> _Action item_: From the first line to the last, copy the data exactly and drop the pictures.

Data records
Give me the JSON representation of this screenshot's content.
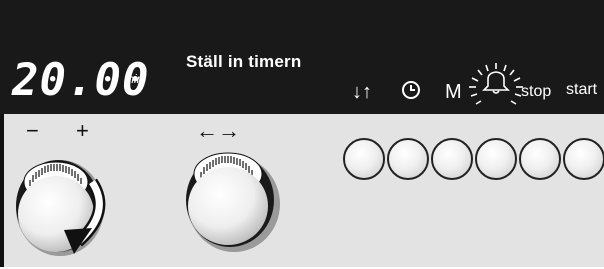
{
  "display": {
    "time_value": "20.00",
    "time_unit": "min",
    "instruction": "Ställ in timern"
  },
  "function_symbols": {
    "updown": "↓↑",
    "clock_icon": "clock-icon",
    "memory": "M",
    "bell_icon": "bell-icon",
    "stop": "stop",
    "start": "start"
  },
  "knobs": {
    "left": {
      "minus": "−",
      "plus": "+",
      "icon": "rotate-clockwise-arrow-icon"
    },
    "right": {
      "arrows": "←→"
    }
  },
  "buttons": [
    {
      "name": "round-button-1"
    },
    {
      "name": "round-button-2"
    },
    {
      "name": "round-button-3"
    },
    {
      "name": "round-button-4"
    },
    {
      "name": "round-button-5"
    },
    {
      "name": "round-button-6"
    }
  ],
  "colors": {
    "display_bg": "#191919",
    "panel_bg": "#e3e3e3",
    "text_on_display": "#ffffff",
    "arrow": "#111111"
  }
}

> _Output of the exercise_:
Give me the JSON representation of this screenshot's content.
{
  "display": {
    "time_value": "20.00",
    "time_unit": "min",
    "instruction": "Ställ in timern"
  },
  "function_symbols": {
    "updown": "↓↑",
    "clock_icon": "clock-icon",
    "memory": "M",
    "bell_icon": "bell-icon",
    "stop": "stop",
    "start": "start"
  },
  "knobs": {
    "left": {
      "minus": "−",
      "plus": "+",
      "icon": "rotate-clockwise-arrow-icon"
    },
    "right": {
      "arrows": "←→"
    }
  },
  "buttons": [
    {
      "name": "round-button-1"
    },
    {
      "name": "round-button-2"
    },
    {
      "name": "round-button-3"
    },
    {
      "name": "round-button-4"
    },
    {
      "name": "round-button-5"
    },
    {
      "name": "round-button-6"
    }
  ],
  "colors": {
    "display_bg": "#191919",
    "panel_bg": "#e3e3e3",
    "text_on_display": "#ffffff",
    "arrow": "#111111"
  }
}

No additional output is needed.